## Your task
Each of the entries below needs to be given again exactly.

========================================

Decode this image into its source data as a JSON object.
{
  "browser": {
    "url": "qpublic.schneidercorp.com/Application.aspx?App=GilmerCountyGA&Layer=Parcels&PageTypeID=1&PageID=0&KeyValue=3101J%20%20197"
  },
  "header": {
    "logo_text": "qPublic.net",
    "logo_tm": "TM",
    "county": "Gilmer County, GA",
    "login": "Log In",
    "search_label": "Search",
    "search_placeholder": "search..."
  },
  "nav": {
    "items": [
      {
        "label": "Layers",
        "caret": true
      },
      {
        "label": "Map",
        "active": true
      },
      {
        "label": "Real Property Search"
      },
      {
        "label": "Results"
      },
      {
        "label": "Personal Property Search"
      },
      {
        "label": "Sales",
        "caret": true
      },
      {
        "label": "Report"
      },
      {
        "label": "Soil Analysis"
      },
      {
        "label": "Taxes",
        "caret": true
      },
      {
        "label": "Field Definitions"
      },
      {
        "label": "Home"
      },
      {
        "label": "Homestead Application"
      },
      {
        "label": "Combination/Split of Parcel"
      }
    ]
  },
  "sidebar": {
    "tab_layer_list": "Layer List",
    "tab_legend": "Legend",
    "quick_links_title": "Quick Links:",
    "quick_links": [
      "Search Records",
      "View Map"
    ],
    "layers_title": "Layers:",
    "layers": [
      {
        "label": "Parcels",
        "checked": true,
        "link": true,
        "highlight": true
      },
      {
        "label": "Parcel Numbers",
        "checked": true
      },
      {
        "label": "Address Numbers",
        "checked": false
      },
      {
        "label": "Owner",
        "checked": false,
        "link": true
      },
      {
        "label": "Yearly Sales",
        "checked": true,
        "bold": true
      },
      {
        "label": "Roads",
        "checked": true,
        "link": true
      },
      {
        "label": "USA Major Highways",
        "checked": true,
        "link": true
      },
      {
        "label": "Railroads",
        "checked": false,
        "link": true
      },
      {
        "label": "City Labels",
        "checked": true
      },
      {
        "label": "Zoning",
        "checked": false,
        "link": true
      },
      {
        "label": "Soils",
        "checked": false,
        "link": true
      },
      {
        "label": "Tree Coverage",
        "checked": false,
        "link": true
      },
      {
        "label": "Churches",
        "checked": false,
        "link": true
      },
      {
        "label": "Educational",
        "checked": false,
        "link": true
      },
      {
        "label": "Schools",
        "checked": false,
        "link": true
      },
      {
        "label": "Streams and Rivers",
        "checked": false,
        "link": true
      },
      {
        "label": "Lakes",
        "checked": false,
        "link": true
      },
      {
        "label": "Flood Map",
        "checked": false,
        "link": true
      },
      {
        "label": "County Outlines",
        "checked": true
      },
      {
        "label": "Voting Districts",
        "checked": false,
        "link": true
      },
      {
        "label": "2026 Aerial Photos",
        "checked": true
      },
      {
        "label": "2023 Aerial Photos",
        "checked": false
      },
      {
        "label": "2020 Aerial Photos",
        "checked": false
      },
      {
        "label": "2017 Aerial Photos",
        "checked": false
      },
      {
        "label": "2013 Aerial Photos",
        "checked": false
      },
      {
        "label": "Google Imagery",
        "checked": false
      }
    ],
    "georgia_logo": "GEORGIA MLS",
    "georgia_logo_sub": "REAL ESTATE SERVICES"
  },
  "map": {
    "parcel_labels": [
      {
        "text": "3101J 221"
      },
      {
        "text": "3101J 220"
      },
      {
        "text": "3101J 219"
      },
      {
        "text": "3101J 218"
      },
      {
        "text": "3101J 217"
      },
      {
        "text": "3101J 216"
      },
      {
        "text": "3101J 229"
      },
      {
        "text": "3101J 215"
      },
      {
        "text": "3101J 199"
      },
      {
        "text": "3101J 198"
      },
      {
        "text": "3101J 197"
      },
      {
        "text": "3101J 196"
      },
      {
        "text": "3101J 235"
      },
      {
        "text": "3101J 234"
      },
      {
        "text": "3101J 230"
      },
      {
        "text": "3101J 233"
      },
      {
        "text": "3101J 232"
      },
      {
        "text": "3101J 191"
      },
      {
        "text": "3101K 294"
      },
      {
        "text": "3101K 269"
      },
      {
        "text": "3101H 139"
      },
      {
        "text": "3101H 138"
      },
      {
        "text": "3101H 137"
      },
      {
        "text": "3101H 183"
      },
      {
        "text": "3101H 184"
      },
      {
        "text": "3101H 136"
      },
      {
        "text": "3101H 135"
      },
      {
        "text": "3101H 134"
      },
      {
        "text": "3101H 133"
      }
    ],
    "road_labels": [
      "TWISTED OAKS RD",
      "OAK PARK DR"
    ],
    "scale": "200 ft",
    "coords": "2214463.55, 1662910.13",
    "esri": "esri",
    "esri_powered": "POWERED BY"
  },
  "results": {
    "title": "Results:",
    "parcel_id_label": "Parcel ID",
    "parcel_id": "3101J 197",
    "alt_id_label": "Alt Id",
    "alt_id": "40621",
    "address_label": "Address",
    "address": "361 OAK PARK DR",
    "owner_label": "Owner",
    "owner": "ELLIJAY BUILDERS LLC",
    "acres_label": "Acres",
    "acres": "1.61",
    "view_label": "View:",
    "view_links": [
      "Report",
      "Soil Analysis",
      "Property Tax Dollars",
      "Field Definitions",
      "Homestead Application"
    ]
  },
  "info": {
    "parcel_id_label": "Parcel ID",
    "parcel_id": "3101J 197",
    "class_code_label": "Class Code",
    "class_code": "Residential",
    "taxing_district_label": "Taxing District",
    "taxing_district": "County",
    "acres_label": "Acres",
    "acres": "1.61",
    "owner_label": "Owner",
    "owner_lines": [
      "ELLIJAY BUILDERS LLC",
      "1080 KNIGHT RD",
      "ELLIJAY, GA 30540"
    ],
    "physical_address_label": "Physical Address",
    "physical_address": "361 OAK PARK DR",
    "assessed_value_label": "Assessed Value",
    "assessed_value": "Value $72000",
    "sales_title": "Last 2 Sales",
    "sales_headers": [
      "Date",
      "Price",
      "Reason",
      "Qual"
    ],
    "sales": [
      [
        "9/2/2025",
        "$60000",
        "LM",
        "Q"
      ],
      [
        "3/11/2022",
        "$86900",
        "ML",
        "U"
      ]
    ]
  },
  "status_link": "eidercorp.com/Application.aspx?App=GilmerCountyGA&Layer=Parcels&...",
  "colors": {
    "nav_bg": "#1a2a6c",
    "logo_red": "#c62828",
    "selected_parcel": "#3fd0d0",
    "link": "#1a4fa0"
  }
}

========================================

## Result for this task
Decode this image into its source data as a JSON object.
{
  "browser": {
    "url": "qpublic.schneidercorp.com/Application.aspx?App=GilmerCountyGA&Layer=Parcels&PageTypeID=1&PageID=0&KeyValue=3101J%20%20197"
  },
  "header": {
    "logo_text": "qPublic.net",
    "logo_tm": "TM",
    "county": "Gilmer County, GA",
    "login": "Log In",
    "search_label": "Search",
    "search_placeholder": "search..."
  },
  "nav": {
    "items": [
      {
        "label": "Layers",
        "caret": true
      },
      {
        "label": "Map",
        "active": true
      },
      {
        "label": "Real Property Search"
      },
      {
        "label": "Results"
      },
      {
        "label": "Personal Property Search"
      },
      {
        "label": "Sales",
        "caret": true
      },
      {
        "label": "Report"
      },
      {
        "label": "Soil Analysis"
      },
      {
        "label": "Taxes",
        "caret": true
      },
      {
        "label": "Field Definitions"
      },
      {
        "label": "Home"
      },
      {
        "label": "Homestead Application"
      },
      {
        "label": "Combination/Split of Parcel"
      }
    ]
  },
  "sidebar": {
    "tab_layer_list": "Layer List",
    "tab_legend": "Legend",
    "quick_links_title": "Quick Links:",
    "quick_links": [
      "Search Records",
      "View Map"
    ],
    "layers_title": "Layers:",
    "layers": [
      {
        "label": "Parcels",
        "checked": true,
        "link": true,
        "highlight": true
      },
      {
        "label": "Parcel Numbers",
        "checked": true
      },
      {
        "label": "Address Numbers",
        "checked": false
      },
      {
        "label": "Owner",
        "checked": false,
        "link": true
      },
      {
        "label": "Yearly Sales",
        "checked": true,
        "bold": true
      },
      {
        "label": "Roads",
        "checked": true,
        "link": true
      },
      {
        "label": "USA Major Highways",
        "checked": true,
        "link": true
      },
      {
        "label": "Railroads",
        "checked": false,
        "link": true
      },
      {
        "label": "City Labels",
        "checked": true
      },
      {
        "label": "Zoning",
        "checked": false,
        "link": true
      },
      {
        "label": "Soils",
        "checked": false,
        "link": true
      },
      {
        "label": "Tree Coverage",
        "checked": false,
        "link": true
      },
      {
        "label": "Churches",
        "checked": false,
        "link": true
      },
      {
        "label": "Educational",
        "checked": false,
        "link": true
      },
      {
        "label": "Schools",
        "checked": false,
        "link": true
      },
      {
        "label": "Streams and Rivers",
        "checked": false,
        "link": true
      },
      {
        "label": "Lakes",
        "checked": false,
        "link": true
      },
      {
        "label": "Flood Map",
        "checked": false,
        "link": true
      },
      {
        "label": "County Outlines",
        "checked": true
      },
      {
        "label": "Voting Districts",
        "checked": false,
        "link": true
      },
      {
        "label": "2026 Aerial Photos",
        "checked": true
      },
      {
        "label": "2023 Aerial Photos",
        "checked": false
      },
      {
        "label": "2020 Aerial Photos",
        "checked": false
      },
      {
        "label": "2017 Aerial Photos",
        "checked": false
      },
      {
        "label": "2013 Aerial Photos",
        "checked": false
      },
      {
        "label": "Google Imagery",
        "checked": false
      }
    ],
    "georgia_logo": "GEORGIA MLS",
    "georgia_logo_sub": "REAL ESTATE SERVICES"
  },
  "map": {
    "parcel_labels": [
      {
        "text": "3101J 221"
      },
      {
        "text": "3101J 220"
      },
      {
        "text": "3101J 219"
      },
      {
        "text": "3101J 218"
      },
      {
        "text": "3101J 217"
      },
      {
        "text": "3101J 216"
      },
      {
        "text": "3101J 229"
      },
      {
        "text": "3101J 215"
      },
      {
        "text": "3101J 199"
      },
      {
        "text": "3101J 198"
      },
      {
        "text": "3101J 197"
      },
      {
        "text": "3101J 196"
      },
      {
        "text": "3101J 235"
      },
      {
        "text": "3101J 234"
      },
      {
        "text": "3101J 230"
      },
      {
        "text": "3101J 233"
      },
      {
        "text": "3101J 232"
      },
      {
        "text": "3101J 191"
      },
      {
        "text": "3101K 294"
      },
      {
        "text": "3101K 269"
      },
      {
        "text": "3101H 139"
      },
      {
        "text": "3101H 138"
      },
      {
        "text": "3101H 137"
      },
      {
        "text": "3101H 183"
      },
      {
        "text": "3101H 184"
      },
      {
        "text": "3101H 136"
      },
      {
        "text": "3101H 135"
      },
      {
        "text": "3101H 134"
      },
      {
        "text": "3101H 133"
      }
    ],
    "road_labels": [
      "TWISTED OAKS RD",
      "OAK PARK DR"
    ],
    "scale": "200 ft",
    "coords": "2214463.55, 1662910.13",
    "esri": "esri",
    "esri_powered": "POWERED BY"
  },
  "results": {
    "title": "Results:",
    "parcel_id_label": "Parcel ID",
    "parcel_id": "3101J 197",
    "alt_id_label": "Alt Id",
    "alt_id": "40621",
    "address_label": "Address",
    "address": "361 OAK PARK DR",
    "owner_label": "Owner",
    "owner": "ELLIJAY BUILDERS LLC",
    "acres_label": "Acres",
    "acres": "1.61",
    "view_label": "View:",
    "view_links": [
      "Report",
      "Soil Analysis",
      "Property Tax Dollars",
      "Field Definitions",
      "Homestead Application"
    ]
  },
  "info": {
    "parcel_id_label": "Parcel ID",
    "parcel_id": "3101J 197",
    "class_code_label": "Class Code",
    "class_code": "Residential",
    "taxing_district_label": "Taxing District",
    "taxing_district": "County",
    "acres_label": "Acres",
    "acres": "1.61",
    "owner_label": "Owner",
    "owner_lines": [
      "ELLIJAY BUILDERS LLC",
      "1080 KNIGHT RD",
      "ELLIJAY, GA 30540"
    ],
    "physical_address_label": "Physical Address",
    "physical_address": "361 OAK PARK DR",
    "assessed_value_label": "Assessed Value",
    "assessed_value": "Value $72000",
    "sales_title": "Last 2 Sales",
    "sales_headers": [
      "Date",
      "Price",
      "Reason",
      "Qual"
    ],
    "sales": [
      [
        "9/2/2025",
        "$60000",
        "LM",
        "Q"
      ],
      [
        "3/11/2022",
        "$86900",
        "ML",
        "U"
      ]
    ]
  },
  "status_link": "eidercorp.com/Application.aspx?App=GilmerCountyGA&Layer=Parcels&...",
  "colors": {
    "nav_bg": "#1a2a6c",
    "logo_red": "#c62828",
    "selected_parcel": "#3fd0d0",
    "link": "#1a4fa0"
  }
}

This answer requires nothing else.